In the space of six hours and less than 10% of the journey distance, I have been reduced to a lump of blooded flesh by my own stupidity and a beginner's trail bike. My reputation is in ruins - nothing I can say now will redeem myself in the eyes of the Africans, who slowly turn their bikes and continue into the sunset. Mike stays to escort me back down into town, where I'm picked up in a truck. Where the others stay their first night in the game-park splendor of Bushman Sands, recounting the day's hilarious events to the sound of hunting lions the background, I jack myself up on 2000mg of Ibuprofen and hop painfully into bed. You could say I've had better nights.
Lying in hospital, the doctor is shaking his head at my X-rays. "You can't walk on it for at least two weeks, and it'll be six before it's fixed." I explain I have to re-join my team that afternoon, and I'll be riding 2400km over the next nine days. "In that case, you'll need some very strong shit, my friend. Take this and good luck." That's what I love about the African spirit - they understand when business is business. With the damaged foot levered into an oversize motocross boot (white pain going in, clenched teeth coming out), Class A pain-killing narcotics swirling around my body and a brand new exhaust on the straightened CRF230, it was time to rendezvous with the others. Mike meets me at Bushman Sands as the others have gone ahead. Feeling for all the world like a schoolboy just out of detention, we set off.
Continue Enduro Africa 2/3
Become a fan of Visordown
Follow us on twitter
Other Immediate Media Sites
Our eCommerce Platform

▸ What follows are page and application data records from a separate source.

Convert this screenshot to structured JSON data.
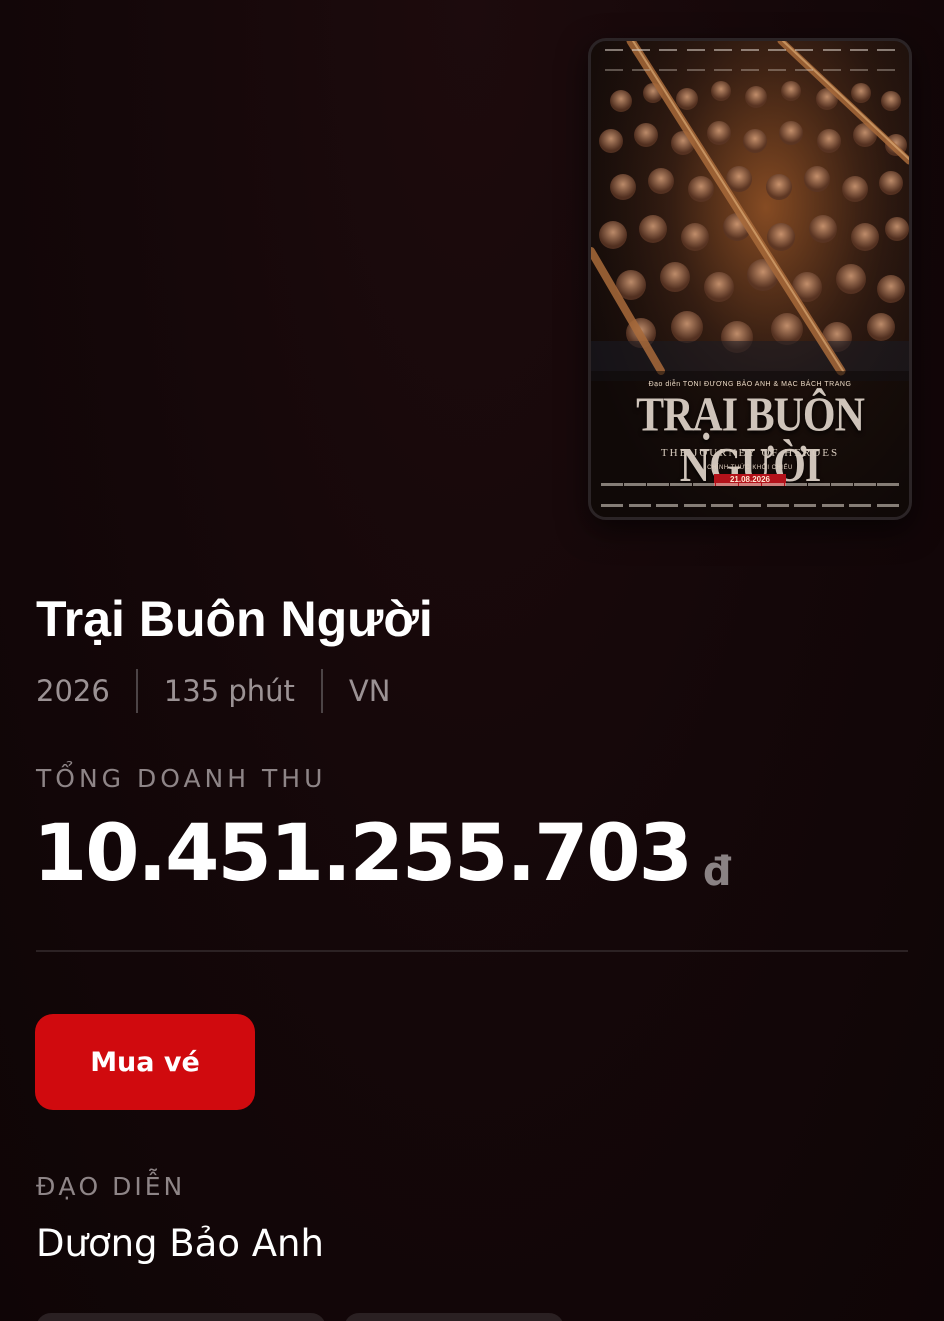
{
  "poster": {
    "director_credit": "Đạo diễn TONI ĐƯƠNG BẢO ANH & MẠC BÁCH TRANG",
    "title": "TRẠI BUÔN NGƯỜI",
    "subtitle": "THE JOURNEY OF HEROES",
    "release_label": "CHÍNH THỨC KHỞI CHIẾU",
    "release_date": "21.08.2026",
    "dominant_colors": [
      "#6a3a1e",
      "#2a1710",
      "#b3121a"
    ]
  },
  "movie": {
    "title": "Trại Buôn Người",
    "year": "2026",
    "duration": "135 phút",
    "country": "VN"
  },
  "revenue": {
    "label": "TỔNG DOANH THU",
    "value": "10.451.255.703",
    "currency": "đ"
  },
  "actions": {
    "buy_label": "Mua vé",
    "buy_color": "#d00a0e"
  },
  "director": {
    "label": "ĐẠO DIỄN",
    "name": "Dương Bảo Anh"
  }
}
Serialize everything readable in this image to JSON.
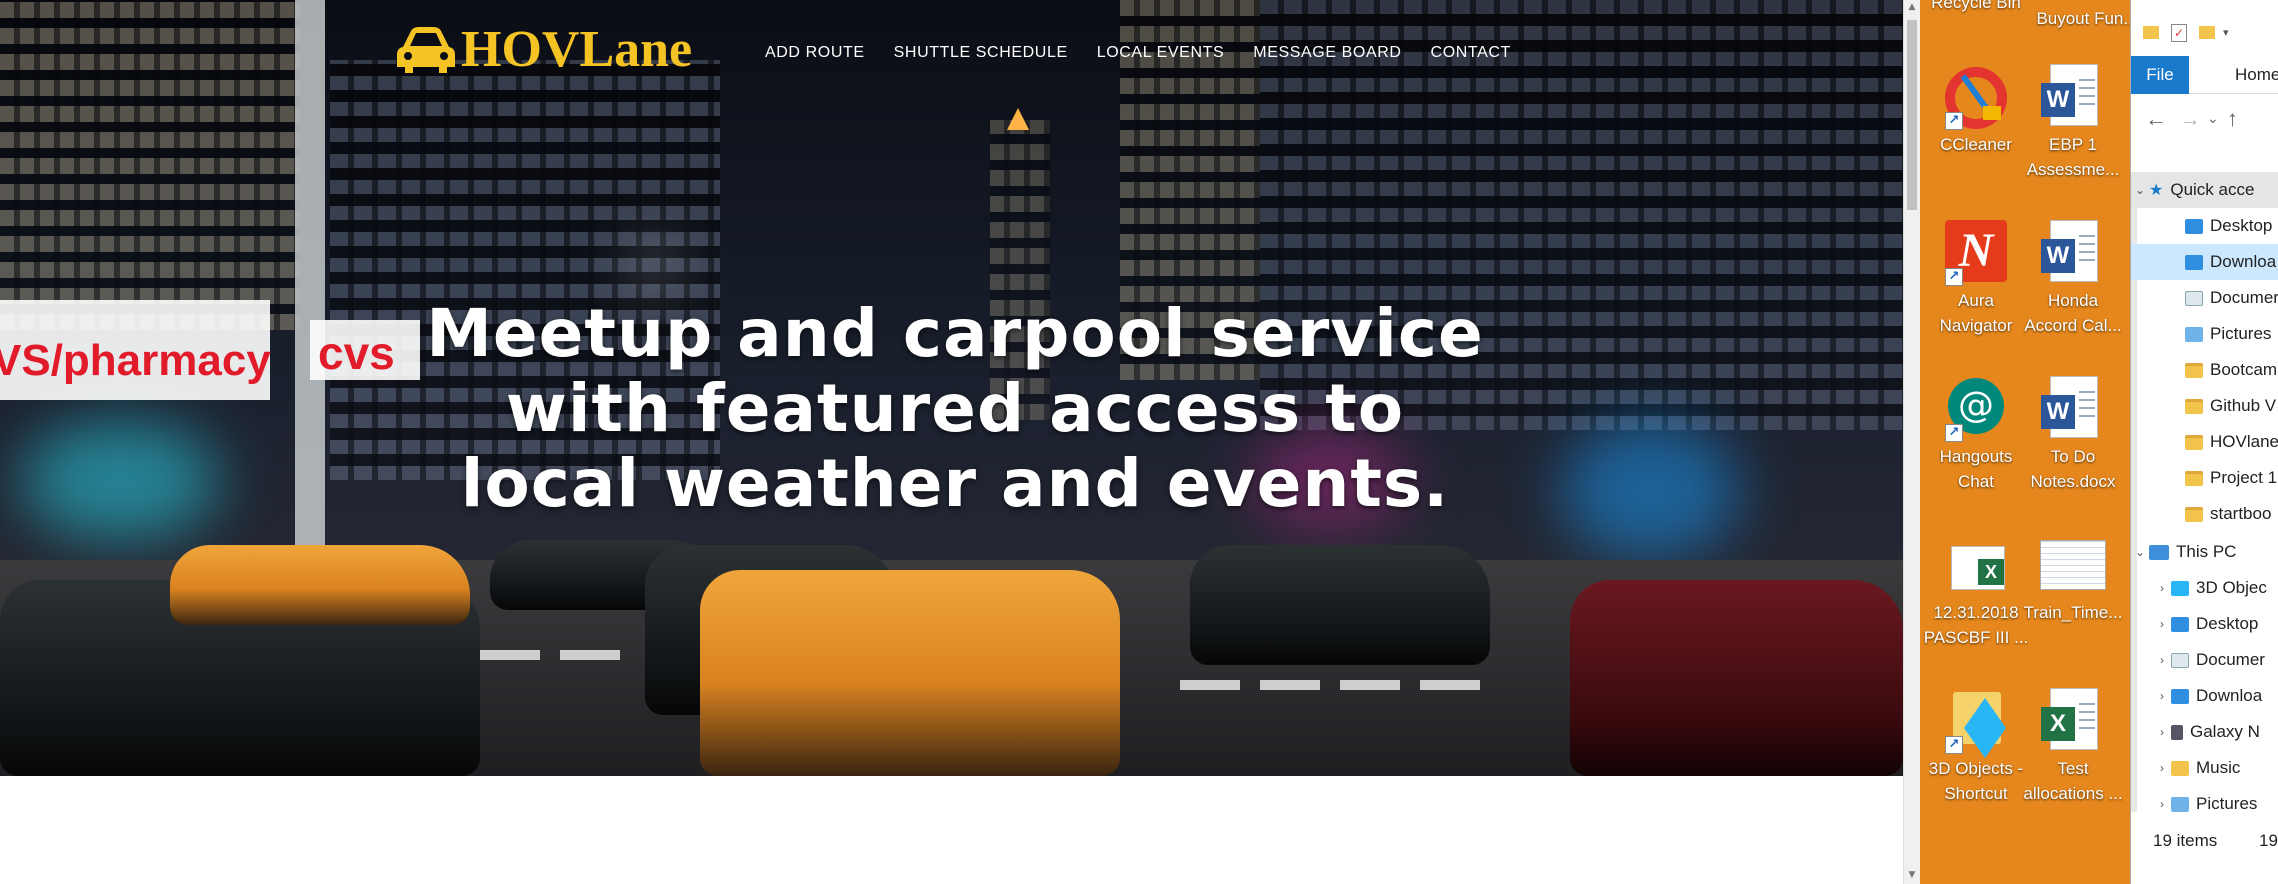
{
  "browser_page": {
    "logo_text": "HOVLane",
    "nav": [
      "ADD ROUTE",
      "SHUTTLE SCHEDULE",
      "LOCAL EVENTS",
      "MESSAGE BOARD",
      "CONTACT"
    ],
    "headline": [
      "Meetup and carpool service",
      "with featured access to",
      "local weather and events."
    ],
    "hero_signs": [
      "VS/pharmacy",
      "cvs",
      "pharmacy"
    ],
    "logo_color": "#f6c324"
  },
  "desktop": {
    "background_color": "#e5871c",
    "top_fragments": [
      "Recycle Bin",
      "Buyout Fun..."
    ],
    "icons": [
      {
        "label_lines": [
          "CCleaner"
        ],
        "icon": "ccleaner-icon"
      },
      {
        "label_lines": [
          "EBP 1",
          "Assessme..."
        ],
        "icon": "word-doc-icon"
      },
      {
        "label_lines": [
          "Aura",
          "Navigator"
        ],
        "icon": "aura-navigator-icon"
      },
      {
        "label_lines": [
          "Honda",
          "Accord Cal..."
        ],
        "icon": "word-doc-icon"
      },
      {
        "label_lines": [
          "Hangouts",
          "Chat"
        ],
        "icon": "hangouts-chat-icon"
      },
      {
        "label_lines": [
          "To Do",
          "Notes.docx"
        ],
        "icon": "word-doc-icon"
      },
      {
        "label_lines": [
          "12.31.2018",
          "PASCBF III ..."
        ],
        "icon": "excel-icon"
      },
      {
        "label_lines": [
          "Train_Time..."
        ],
        "icon": "spreadsheet-thumb-icon"
      },
      {
        "label_lines": [
          "3D Objects -",
          "Shortcut"
        ],
        "icon": "3d-objects-icon"
      },
      {
        "label_lines": [
          "Test",
          "allocations ..."
        ],
        "icon": "excel-icon"
      }
    ]
  },
  "explorer": {
    "tabs": {
      "file": "File",
      "home": "Home"
    },
    "quick_access_label": "Quick acce",
    "quick_access_items": [
      "Desktop",
      "Downloa",
      "Documer",
      "Pictures",
      "Bootcam",
      "Github V",
      "HOVlane",
      "Project 1",
      "startboo"
    ],
    "this_pc_label": "This PC",
    "this_pc_items": [
      "3D Objec",
      "Desktop",
      "Documer",
      "Downloa",
      "Galaxy N",
      "Music",
      "Pictures"
    ],
    "status_items": "19 items",
    "status_extra": "19"
  }
}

© Immediate Media Company Ltd 2012. This website is owned and published by Immediate Media Company Limited. www.immediatemedia.co.uk